Last Monday, Ryan had the going-to-school blues. He seemed fine early through breakfast, but when I made the 8:25 AM call for getting shoes on and backpack ready, he suddenly fell gravely ill:
“NUMBER 1, I feel SO sick, I can’t even move. NUMBER 2. I HATE school and I AM NOT going.”
(Apologies to Miss Rosenfield if you are reading this. You know he LOVES you and school!)
I had a feeling that Ryan just wanted a day home with me after my big girls’ weekend away. I wanted time with him too, but I knew I could wait until 12:30 PM. I wish I could say I quietly ignored his pleas while I got him in the car.
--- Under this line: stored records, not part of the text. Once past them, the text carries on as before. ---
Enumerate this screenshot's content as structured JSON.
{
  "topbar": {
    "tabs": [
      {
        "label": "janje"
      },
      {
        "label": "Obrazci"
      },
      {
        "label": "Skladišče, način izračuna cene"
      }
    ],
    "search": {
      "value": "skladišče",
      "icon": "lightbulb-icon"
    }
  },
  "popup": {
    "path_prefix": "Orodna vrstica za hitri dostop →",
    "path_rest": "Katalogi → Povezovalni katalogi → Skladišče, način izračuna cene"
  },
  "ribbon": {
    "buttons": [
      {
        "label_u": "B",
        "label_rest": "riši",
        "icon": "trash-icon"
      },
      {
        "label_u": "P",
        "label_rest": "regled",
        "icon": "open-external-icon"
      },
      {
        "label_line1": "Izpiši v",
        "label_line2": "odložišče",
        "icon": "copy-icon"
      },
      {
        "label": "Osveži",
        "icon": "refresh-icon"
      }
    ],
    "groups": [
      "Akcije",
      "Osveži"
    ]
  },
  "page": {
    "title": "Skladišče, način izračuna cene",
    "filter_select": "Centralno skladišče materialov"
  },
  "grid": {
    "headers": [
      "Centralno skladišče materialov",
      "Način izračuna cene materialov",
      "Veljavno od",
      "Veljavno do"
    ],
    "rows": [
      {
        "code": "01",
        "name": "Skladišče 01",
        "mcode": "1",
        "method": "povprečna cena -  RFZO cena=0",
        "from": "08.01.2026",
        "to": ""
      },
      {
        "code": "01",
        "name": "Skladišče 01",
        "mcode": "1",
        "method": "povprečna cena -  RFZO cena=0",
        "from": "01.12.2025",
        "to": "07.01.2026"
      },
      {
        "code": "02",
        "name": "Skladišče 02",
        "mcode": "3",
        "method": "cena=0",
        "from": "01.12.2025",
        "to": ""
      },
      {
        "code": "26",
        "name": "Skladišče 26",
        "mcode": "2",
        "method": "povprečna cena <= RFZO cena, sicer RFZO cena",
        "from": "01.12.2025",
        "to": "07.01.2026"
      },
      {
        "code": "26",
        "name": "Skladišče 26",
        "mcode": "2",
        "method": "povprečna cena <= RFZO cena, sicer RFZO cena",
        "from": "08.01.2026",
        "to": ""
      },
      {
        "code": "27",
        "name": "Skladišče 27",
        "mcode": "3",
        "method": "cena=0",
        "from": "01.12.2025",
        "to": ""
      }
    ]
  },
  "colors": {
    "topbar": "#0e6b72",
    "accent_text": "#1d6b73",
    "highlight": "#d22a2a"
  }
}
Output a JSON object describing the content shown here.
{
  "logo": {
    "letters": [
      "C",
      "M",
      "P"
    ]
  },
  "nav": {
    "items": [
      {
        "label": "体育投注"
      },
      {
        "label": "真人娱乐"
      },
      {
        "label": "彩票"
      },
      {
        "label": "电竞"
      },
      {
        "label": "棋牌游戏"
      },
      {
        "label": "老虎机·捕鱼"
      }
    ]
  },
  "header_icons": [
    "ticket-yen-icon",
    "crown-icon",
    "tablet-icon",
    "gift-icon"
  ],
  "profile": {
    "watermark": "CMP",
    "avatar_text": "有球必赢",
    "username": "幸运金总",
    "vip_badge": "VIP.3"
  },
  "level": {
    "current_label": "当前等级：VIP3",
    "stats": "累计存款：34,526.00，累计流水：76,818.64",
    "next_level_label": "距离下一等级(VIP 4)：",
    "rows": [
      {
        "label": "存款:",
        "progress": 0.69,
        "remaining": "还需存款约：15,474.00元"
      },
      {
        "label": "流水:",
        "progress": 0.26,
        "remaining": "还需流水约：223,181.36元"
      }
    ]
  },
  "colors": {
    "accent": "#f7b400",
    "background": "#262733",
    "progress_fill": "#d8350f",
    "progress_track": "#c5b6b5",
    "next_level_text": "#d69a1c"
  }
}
Instead, I took his temperature. With two different apparatuses. I reminded him of our playdate plans with Courtney. That I was supposed to drive carpool that afternoon. That it was nice out and he wouldn’t want to spend the day in bed. I even pretended to call the doctor’s office (I didn’t have a pretend conversation, just told Ryan they were closed until 9 AM).
I managed to get him to school. I wish I could say I dropped him off and vanished. Instead, I stood there awkwardly as he carried on and hugged me. Even his teachers thought he might be sick. Maybe he was sick? Enter Ms. Pamela, in all her brilliance, “Ryan, how about if Mom comes to pick you up a little early?”
“Okay,” he smiled, loosening his grip on me and joining his friends. Tantrum/trance broken.
When I returned at 12:20 PM, Ryan said he still felt sick. His teachers laughed – he had had a great day. “Could we still have a playdate with Courtney?” Ryan asked. I watched both Ryan and Courtney’s faces plummet into disappointment as I shook my head. It felt mean. Terrible. But he was either sick, tired or faking. Any of those = no playdate.
Letting kids deal with the consequences of situations they’ve created is the essence of Love & Logic, a national training program with techniques meant to help parents hold kids accountable for their decisions and behavior. Last year, Scott and I took a few sessions of the course with a talented local instructor. I haven’t mastered it all. I especially have a hard time delivering “empathy” with consequences, without lecturing or sarcasm…like “I know, bud. I’m so sorry about your playdate.”). To keep me on my toes, I receive (and diligently read) the free Love & Logic e-newsletter and reinforce nuggets like:
“Kids learn to make great decisions about big and critically important matters by making plenty of poor decisions about small and relatively unimportant matters… and by experiencing the natural and logical consequences.Are your children making enough affordable mistakes?Are you allowing them to experience the consequences instead of rescuing them?Are you holding them accountable with love and empathy…instead of anger, frustration, or lectures?If you answered “yes” to all three of these questions, the odds are high that your children will have a good enough grasp of cause and effect to survive when life and death decisions come knocking on their door.”
Ryan cried all the way through carpool, kicking my seat and threatening “If I don’t have a playdate, I’m going to do nothing but punch you all day.” I wish I could say I stayed calm and empathetic and pretty much ignored him. Actually, I can say that. I did just that! I totally Love and Logic-ed him.
As soon as we got home, the drama stopped and we had a great afternoon together. Yesterday, one week after the incident, we had the playdate make-up with Courtney. Ryan went to school like a champ and the playdate, one week in the waiting, went wonderfully. It was 75 degrees in Connecticut, so we tried out this Clean Eating Dip-N-Dots recipe from The Gracious Pantry that my sister Melanie sent me.
Ryan, Courtney, Noah and I settled on four flavors: honey, maple syrup, strawberry (fresh, all mashed up) and chocolate (courtesy of Trader Joe’s Organic Midnight Moo Chocolate Syrup). I dumped a heaping scoop of plain nonfat Fage yogurt into four ziploc bags. Each of us added a single topping, sealed the bag and smushed it around with our hands. We used the toppings sparingly at first, but went through a lot of tasting spoons to make sure each mixture was sweet enough. Then, I cut a small corner of the ziploc bag and we went to work, squeezing the yogurt into little dots on baking pans covered with parchment paper.
The dotted trays went into the freezer. One might want to plan ahead for this step. I was so surprised that all four of these baking sheets did not fit in my freezer at one time.
You could use smaller trays, plates, tupperware, anything. The dots froze quite quickly (an hour or two) and melted just as fast when we took them out. With a spatula, I quickly scraped some of each flavor into our bowls and the rest into a tupperware that went back to the freezer.
Chocolate was the huge winner, with flavor that transported the greek yogurt into something resembling an ice cream treat. The other flavors just tasted good, just like, well, “frozen” yogurt.